Retail stocks can be a lot like the merchandise and the sales of the companies they represent -- in constant fluctuation. In this column, I like to point out a few notable daily moves from the big retail stocks, and help investors figure out whether they should buy, sell, or hold. Today's movers and shakers: Staples (NASDAQ:SPLS), Office Depot (NASDAQ:ODP), and RadioShack (NYSE: RSH).

Shares of Staples lost 15.3% of their value today after the company reported quarterly earnings. The company stated that sales had fallen10.6% when compared to a year ago, to hit $5.9 billion. On the surface, earnings didn't look as bad, because the company made $0.33 per share as opposed to just $0.14 a year ago. The problem, however, was that last year, Staples took a number of large one-time charges, which pushed earnings down to that level.

Management went further to say that now nearly half the company's sales come from online; therefore, they will close 225 stores in North America, which is roughly 12% of the company's current locations. Management believes that closing the locations will help save the company $500 million in costs by the end of 2015. Lastly, management forecasted that it would post earnings for the current quarter within a range of $0.17 to $0.22 per share, which really is not close to the $0.27 analysts believed it would post, or the $0.26 the company reported for this quarter in 2013. 

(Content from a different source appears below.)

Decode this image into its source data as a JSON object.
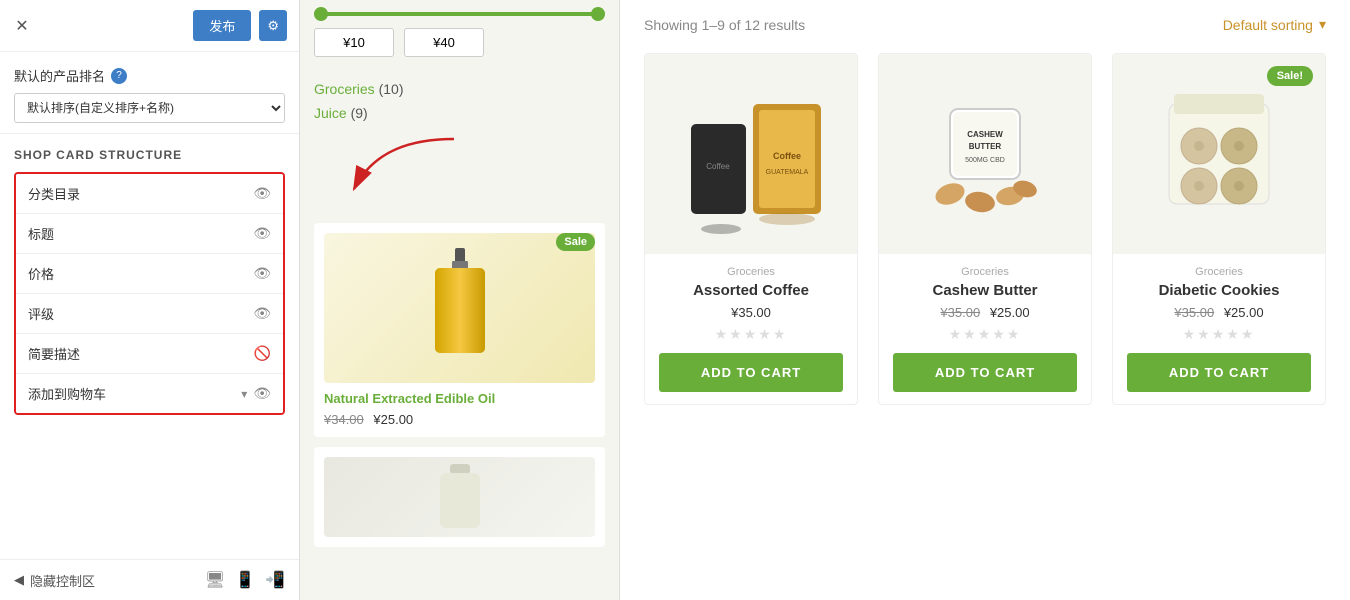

Staples' closest competitor, Office Depot, also had a bad day today as the stock lost 5.7%. The move was likely directly related to Staples' decline. While in most cases, I would warn investors to ignore this type of move, in this case, I'm telling investors they should be paying attention. The issue at hand with both Staples and Office Depot is the one thing that is helping them stay alive today, but will likely end both companies as we know them: the Internet.

It's a very scary thing for an investor to hear that half of any company's revenue is now coming from the Internet, when, just a few years ago, their Internet presence was non-existent. Also, there are other competitors out there that operate on the Internet much more efficiently. The office supply industry is one that is selling a highly commoditized good that can be had from a number of different retailers, similar to say the electronics industry. Due to the nature of the goods and services being sold, the only real way for a business to differentiate itself now is by price, a battle that Office Depot and Staples will not likely win when the competition is Wal-Mart, Target, and With that being said, investors should prepare to ride some rough waves in the coming years if they plan to own shares of either Staples or Office Depot.

Lastly, shares of also-struggling RadioShack dropped 5.56% today. The company recently announced that it would be closing stores -- 1,100 in the coming months -- as management attempts to turn the company's financials around and reduce costs. But today's share-price decline came after Goldman Sachs reduced its price target on the stock from $2.25 to $1. The change comes because Goldman believes the likelihood of a default within the next three years is higher than it was in the past. Also, the company announced that it would be closing stores when it released earnings on Tuesday, which by the way were not good. Goldman Sachs has a sell rating on the stock, and I believe investors should be doing just that -- selling RadioShack. 

This article represents the opinion of the writer, who may disagree with the “official” recommendation position of a Motley Fool premium advisory service. We’re motley! Questioning an investing thesis -- even one of our own -- helps us all think critically about investing and make decisions that help us become smarter, happier, and richer.